Ten disease-modifying medications have been approved by the U.S. Food and Drug Administration (FDA) to treat relapsing forms of MS. These medications reduce the frequency and severity of relapses (also called attacks or exacerbations), reduce the accumulation of lesions in the brain and spinal cord as seen on magnetic resonance imaging (MRI) and may slow the accumulation of disability for many people with MS. No medications have yet been approved to treat primary-progressive MS (National MS Society, 2014.)
The importance of starting a disease modifying medication upon diagnosis cannot be overstated. These drugs are our most important weapons in combatting this disease. The following is a list of the 10 currently approved medications:
• Aubagio (teriflunomide)
• Avonex (interferon beta-1a)
• Betaseron (interferon beta-1b)
• Copaxone (glatiramer acetate)
• Extavia (interferon beta-1b)
• Gilenya (fingolimod)
• Novantrone (mitoxantrone)
• Plegridy (peginterferon beta-1a)
• Rebif (interferon beta-1a)
• Tecfidera (dimethyl fumarate)
• Tysabri (natalizumab)
What constitutes a relapse?
An exacerbation of MS is caused by inflammation in the central nervous system (CNS) that causes damage to the myelin and slows or blocks the transmission of nerve impulses. To be a true exacerbation, the attack must last at least 24 hours and be separated from a previous exacerbation by at least 30 days. However, most exacerbations last from a few days to several weeks or even months. Exacerbations can be mild or severe enough to interfere with a person’s ability to function at home and at work. Severe exacerbations are most commonly treated with high-dose corticosteroids to reduce the inflammation (National MS Society, 2014.)
In my experience, it can be very hard to determine if you are having a relapse. I have new symptoms almost every week. The time related guideline helps. Don’t panic if you feel a new symptom, because many will resolve within the same day, or change hour to hour. The key is to watch for new symptoms that do not resolve after 24 hours. Relapses are treated with the following drugs:

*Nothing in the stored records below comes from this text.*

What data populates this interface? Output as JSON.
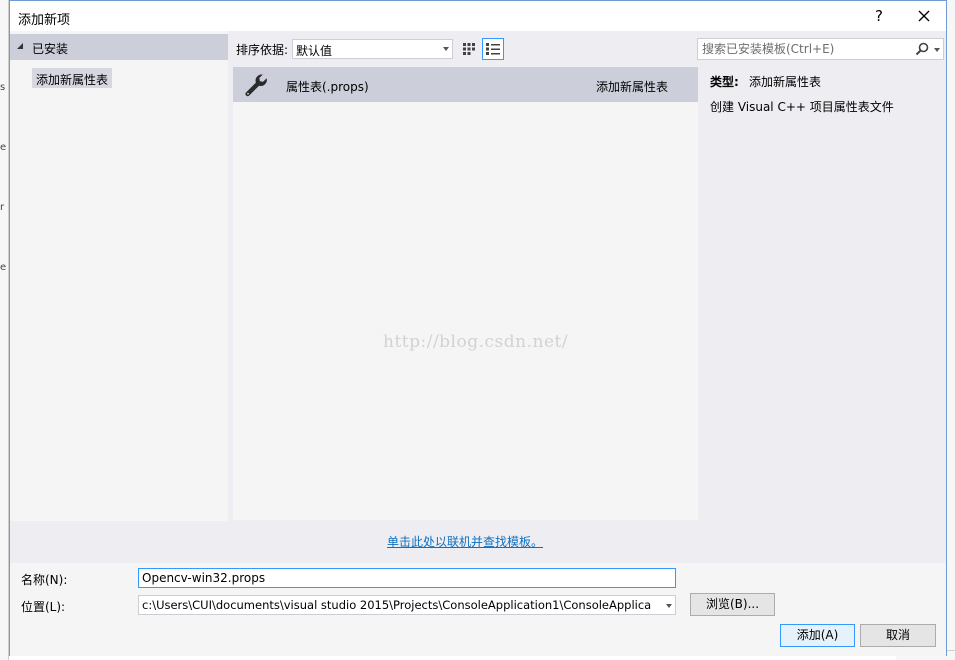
{
  "background": {
    "left_glyphs": [
      "s",
      "e",
      "r",
      "e"
    ]
  },
  "dialog": {
    "title": "添加新项",
    "help_label": "?",
    "close_icon": "close-icon"
  },
  "tree": {
    "header_label": "已安装",
    "items": [
      {
        "label": "添加新属性表",
        "selected": true
      }
    ]
  },
  "toolbar": {
    "sort_label": "排序依据:",
    "sort_value": "默认值",
    "view_icons": [
      "small-icons-view-icon",
      "list-view-icon"
    ]
  },
  "search": {
    "placeholder": "搜索已安装模板(Ctrl+E)"
  },
  "templates": [
    {
      "icon": "wrench-icon",
      "name": "属性表(.props)",
      "type": "添加新属性表",
      "selected": true
    }
  ],
  "watermark": "http://blog.csdn.net/",
  "details": {
    "type_label": "类型:",
    "type_value": "添加新属性表",
    "description": "创建 Visual C++ 项目属性表文件"
  },
  "online_link": "单击此处以联机并查找模板。",
  "form": {
    "name_label": "名称(N):",
    "name_value": "Opencv-win32.props",
    "location_label": "位置(L):",
    "location_value": "c:\\Users\\CUI\\documents\\visual studio 2015\\Projects\\ConsoleApplication1\\ConsoleApplica",
    "browse_label": "浏览(B)...",
    "add_label": "添加(A)",
    "cancel_label": "取消"
  },
  "colors": {
    "accent": "#3399ff",
    "selection": "#ccceda",
    "link": "#0e70c0",
    "dialog_bg": "#eeeef2"
  }
}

• High-dose intravenous Solu-Medrol® (methylprednisolone)
• High-dose oral Deltasone® (prednisone)
• H.P. Acthar Gel (ACTH) is an option for those who are unable to cope with the side effects of high-dose corticosteroids, have been treated unsuccessfully with corticosteroids, do not have access to intravenous therapy, or have trouble receiving medication intravenously because of difficulty accessing the veins.

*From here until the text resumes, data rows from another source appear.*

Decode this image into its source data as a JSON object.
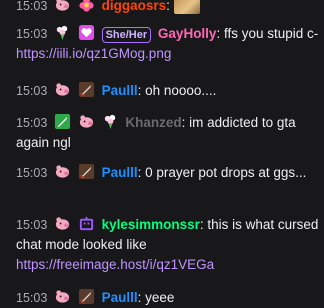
{
  "messages": [
    {
      "time": "15:03",
      "user": "diggaosrs",
      "user_color": "#ff4500"
    },
    {
      "time": "15:03",
      "pronoun": "She/Her",
      "user": "GayHolly",
      "user_color": "#ff69b4",
      "text": ": ffs you stupid c- ",
      "link": "https://iili.io/qz1GMog.png"
    },
    {
      "time": "15:03",
      "user": "Paulll",
      "user_color": "#1e90ff",
      "text": ": oh noooo...."
    },
    {
      "time": "15:03",
      "user": "Khanzed",
      "user_color": "#6b6b6b",
      "text": ": im addicted to gta again ngl"
    },
    {
      "time": "15:03",
      "user": "Paulll",
      "user_color": "#1e90ff",
      "text": ": 0 prayer pot drops at ggs..."
    },
    {
      "time": "15:03",
      "user": "kylesimmonssr",
      "user_color": "#00ff7f",
      "text": ": this is what cursed chat mode looked like",
      "link": "https://freeimage.host/i/qz1VEGa"
    },
    {
      "time": "15:03",
      "user": "Paulll",
      "user_color": "#1e90ff",
      "text": ": yeee"
    }
  ]
}
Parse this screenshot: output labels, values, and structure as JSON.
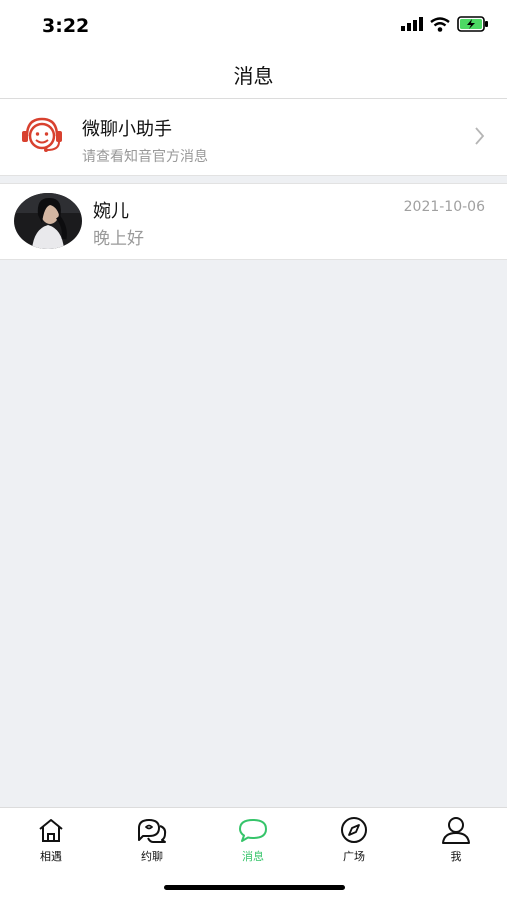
{
  "status_bar": {
    "time": "3:22",
    "icons": [
      "signal-icon",
      "wifi-icon",
      "battery-charging-icon"
    ]
  },
  "nav": {
    "title": "消息"
  },
  "assistant": {
    "title": "微聊小助手",
    "subtitle": "请查看知音官方消息",
    "icon": "headset-smiley-icon",
    "accent": "#d8412f"
  },
  "conversations": [
    {
      "name": "婉儿",
      "preview": "晚上好",
      "date": "2021-10-06"
    }
  ],
  "tabs": [
    {
      "label": "相遇",
      "icon": "home-icon",
      "active": false
    },
    {
      "label": "约聊",
      "icon": "chat-bubbles-icon",
      "active": false
    },
    {
      "label": "消息",
      "icon": "message-icon",
      "active": true
    },
    {
      "label": "广场",
      "icon": "compass-icon",
      "active": false
    },
    {
      "label": "我",
      "icon": "person-icon",
      "active": false
    }
  ],
  "colors": {
    "active_tab": "#36c46a",
    "background": "#eef0f3"
  }
}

There are many options for complementary treatments, including exercise programs, acupuncture, massage therapy, and various dietary programs. The important thing to remember is to always check with your provider before trying these therapies. Be wary of people offering “proven” alternative therapies that your provider does not agree with. Research needs to be conducted on a wide scale before a treatment can be considered effective. In addition, supplements and vitamin therapies are not regulated and tested the way prescription drugs are. There are no proven supplements for treating or curing MS. Unfortunately, there are people looking to take advantage of MS patients and their desperation for a cure, and you should always beware of untested treatments.
Who can I trust as a resource for information?
Your provider is always #1. Find a provider who you feel connected to. Your Neurologist will now become your primary care provider. You will need to have easy access to advice through phone conversations, in-person appointments, or email. In addition, there are several trusted online sources of information that I would recommend:
The National MS Society: http://www.nationalmssociety.org/
Race to Erase MS/Nancy Davis Foundation:
The Mayo Clinic
What do I do now?
Try to learn as much as you can about MS. Connect with a provider, and then connect with as many support resources as possible. Research is continuous, and we now have many therapy options compared with a few decades ago. Most importantly, remember that life doesn’t end with this diagnosis. It is terrifying at first, but eventually you begin to feel empowered through knowledge and support. You will begin to understand your own version of MS (every single patient is different), and learn to listen to your body. Hang in there! You certainly aren’t alone!
© Meagan Freeman, 2014. Motherhoodandmultiplesclerosis.com